_Work instruction_:
All entries shown below should be duplicated character for character.

Web page and app entries
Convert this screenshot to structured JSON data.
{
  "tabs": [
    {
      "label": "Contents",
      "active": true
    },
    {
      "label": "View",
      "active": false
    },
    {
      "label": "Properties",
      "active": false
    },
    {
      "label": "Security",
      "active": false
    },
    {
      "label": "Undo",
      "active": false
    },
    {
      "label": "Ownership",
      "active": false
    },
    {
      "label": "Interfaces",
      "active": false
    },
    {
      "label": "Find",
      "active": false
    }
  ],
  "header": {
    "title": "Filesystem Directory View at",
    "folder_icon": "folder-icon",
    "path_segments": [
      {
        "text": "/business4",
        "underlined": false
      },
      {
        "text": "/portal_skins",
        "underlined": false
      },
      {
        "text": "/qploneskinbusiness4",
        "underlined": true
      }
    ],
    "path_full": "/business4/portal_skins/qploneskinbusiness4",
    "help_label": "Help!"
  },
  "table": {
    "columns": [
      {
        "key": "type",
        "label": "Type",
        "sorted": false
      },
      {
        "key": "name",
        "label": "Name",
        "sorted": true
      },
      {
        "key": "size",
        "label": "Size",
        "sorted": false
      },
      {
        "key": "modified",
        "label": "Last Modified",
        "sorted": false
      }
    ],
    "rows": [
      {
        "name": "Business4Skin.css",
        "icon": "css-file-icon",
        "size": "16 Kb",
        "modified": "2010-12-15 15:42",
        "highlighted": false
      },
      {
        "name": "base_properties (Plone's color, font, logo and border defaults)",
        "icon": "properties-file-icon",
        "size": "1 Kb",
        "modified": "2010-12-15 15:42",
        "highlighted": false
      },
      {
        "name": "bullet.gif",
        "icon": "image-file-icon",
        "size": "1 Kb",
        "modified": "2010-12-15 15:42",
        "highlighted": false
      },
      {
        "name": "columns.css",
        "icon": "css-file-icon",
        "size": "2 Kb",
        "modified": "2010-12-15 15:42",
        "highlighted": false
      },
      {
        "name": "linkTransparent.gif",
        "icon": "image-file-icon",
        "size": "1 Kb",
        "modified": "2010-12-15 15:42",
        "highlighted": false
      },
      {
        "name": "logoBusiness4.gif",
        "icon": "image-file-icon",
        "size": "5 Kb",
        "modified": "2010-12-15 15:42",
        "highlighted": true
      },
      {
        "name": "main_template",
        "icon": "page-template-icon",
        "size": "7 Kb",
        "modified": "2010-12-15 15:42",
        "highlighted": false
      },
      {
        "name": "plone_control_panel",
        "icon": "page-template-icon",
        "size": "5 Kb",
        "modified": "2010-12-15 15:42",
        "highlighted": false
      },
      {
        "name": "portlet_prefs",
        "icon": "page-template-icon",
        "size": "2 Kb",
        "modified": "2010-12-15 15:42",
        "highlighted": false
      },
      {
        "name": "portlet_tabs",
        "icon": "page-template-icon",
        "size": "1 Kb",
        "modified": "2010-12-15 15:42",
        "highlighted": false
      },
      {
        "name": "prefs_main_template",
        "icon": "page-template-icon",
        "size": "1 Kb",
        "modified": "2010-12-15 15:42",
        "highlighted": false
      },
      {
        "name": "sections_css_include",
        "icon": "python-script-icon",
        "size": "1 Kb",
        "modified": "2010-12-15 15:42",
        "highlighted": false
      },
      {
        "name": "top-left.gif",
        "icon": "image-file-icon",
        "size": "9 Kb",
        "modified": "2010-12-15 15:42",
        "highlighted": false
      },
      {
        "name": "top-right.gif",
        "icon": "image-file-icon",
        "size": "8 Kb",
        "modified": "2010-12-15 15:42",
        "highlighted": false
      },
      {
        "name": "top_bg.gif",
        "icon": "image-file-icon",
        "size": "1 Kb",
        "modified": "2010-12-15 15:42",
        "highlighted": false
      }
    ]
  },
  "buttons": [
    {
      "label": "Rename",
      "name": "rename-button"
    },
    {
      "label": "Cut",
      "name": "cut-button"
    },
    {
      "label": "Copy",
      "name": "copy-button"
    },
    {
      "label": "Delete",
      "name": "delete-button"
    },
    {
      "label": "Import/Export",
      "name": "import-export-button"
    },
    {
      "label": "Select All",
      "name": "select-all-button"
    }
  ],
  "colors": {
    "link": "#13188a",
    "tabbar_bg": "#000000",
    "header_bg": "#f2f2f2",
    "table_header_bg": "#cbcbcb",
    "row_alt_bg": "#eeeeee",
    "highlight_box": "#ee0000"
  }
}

_Expected output_:
Convert this screenshot to structured JSON data.
{
  "tabs": [
    {
      "label": "Contents",
      "active": true
    },
    {
      "label": "View",
      "active": false
    },
    {
      "label": "Properties",
      "active": false
    },
    {
      "label": "Security",
      "active": false
    },
    {
      "label": "Undo",
      "active": false
    },
    {
      "label": "Ownership",
      "active": false
    },
    {
      "label": "Interfaces",
      "active": false
    },
    {
      "label": "Find",
      "active": false
    }
  ],
  "header": {
    "title": "Filesystem Directory View at",
    "folder_icon": "folder-icon",
    "path_segments": [
      {
        "text": "/business4",
        "underlined": false
      },
      {
        "text": "/portal_skins",
        "underlined": false
      },
      {
        "text": "/qploneskinbusiness4",
        "underlined": true
      }
    ],
    "path_full": "/business4/portal_skins/qploneskinbusiness4",
    "help_label": "Help!"
  },
  "table": {
    "columns": [
      {
        "key": "type",
        "label": "Type",
        "sorted": false
      },
      {
        "key": "name",
        "label": "Name",
        "sorted": true
      },
      {
        "key": "size",
        "label": "Size",
        "sorted": false
      },
      {
        "key": "modified",
        "label": "Last Modified",
        "sorted": false
      }
    ],
    "rows": [
      {
        "name": "Business4Skin.css",
        "icon": "css-file-icon",
        "size": "16 Kb",
        "modified": "2010-12-15 15:42",
        "highlighted": false
      },
      {
        "name": "base_properties (Plone's color, font, logo and border defaults)",
        "icon": "properties-file-icon",
        "size": "1 Kb",
        "modified": "2010-12-15 15:42",
        "highlighted": false
      },
      {
        "name": "bullet.gif",
        "icon": "image-file-icon",
        "size": "1 Kb",
        "modified": "2010-12-15 15:42",
        "highlighted": false
      },
      {
        "name": "columns.css",
        "icon": "css-file-icon",
        "size": "2 Kb",
        "modified": "2010-12-15 15:42",
        "highlighted": false
      },
      {
        "name": "linkTransparent.gif",
        "icon": "image-file-icon",
        "size": "1 Kb",
        "modified": "2010-12-15 15:42",
        "highlighted": false
      },
      {
        "name": "logoBusiness4.gif",
        "icon": "image-file-icon",
        "size": "5 Kb",
        "modified": "2010-12-15 15:42",
        "highlighted": true
      },
      {
        "name": "main_template",
        "icon": "page-template-icon",
        "size": "7 Kb",
        "modified": "2010-12-15 15:42",
        "highlighted": false
      },
      {
        "name": "plone_control_panel",
        "icon": "page-template-icon",
        "size": "5 Kb",
        "modified": "2010-12-15 15:42",
        "highlighted": false
      },
      {
        "name": "portlet_prefs",
        "icon": "page-template-icon",
        "size": "2 Kb",
        "modified": "2010-12-15 15:42",
        "highlighted": false
      },
      {
        "name": "portlet_tabs",
        "icon": "page-template-icon",
        "size": "1 Kb",
        "modified": "2010-12-15 15:42",
        "highlighted": false
      },
      {
        "name": "prefs_main_template",
        "icon": "page-template-icon",
        "size": "1 Kb",
        "modified": "2010-12-15 15:42",
        "highlighted": false
      },
      {
        "name": "sections_css_include",
        "icon": "python-script-icon",
        "size": "1 Kb",
        "modified": "2010-12-15 15:42",
        "highlighted": false
      },
      {
        "name": "top-left.gif",
        "icon": "image-file-icon",
        "size": "9 Kb",
        "modified": "2010-12-15 15:42",
        "highlighted": false
      },
      {
        "name": "top-right.gif",
        "icon": "image-file-icon",
        "size": "8 Kb",
        "modified": "2010-12-15 15:42",
        "highlighted": false
      },
      {
        "name": "top_bg.gif",
        "icon": "image-file-icon",
        "size": "1 Kb",
        "modified": "2010-12-15 15:42",
        "highlighted": false
      }
    ]
  },
  "buttons": [
    {
      "label": "Rename",
      "name": "rename-button"
    },
    {
      "label": "Cut",
      "name": "cut-button"
    },
    {
      "label": "Copy",
      "name": "copy-button"
    },
    {
      "label": "Delete",
      "name": "delete-button"
    },
    {
      "label": "Import/Export",
      "name": "import-export-button"
    },
    {
      "label": "Select All",
      "name": "select-all-button"
    }
  ],
  "colors": {
    "link": "#13188a",
    "tabbar_bg": "#000000",
    "header_bg": "#f2f2f2",
    "table_header_bg": "#cbcbcb",
    "row_alt_bg": "#eeeeee",
    "highlight_box": "#ee0000"
  }
}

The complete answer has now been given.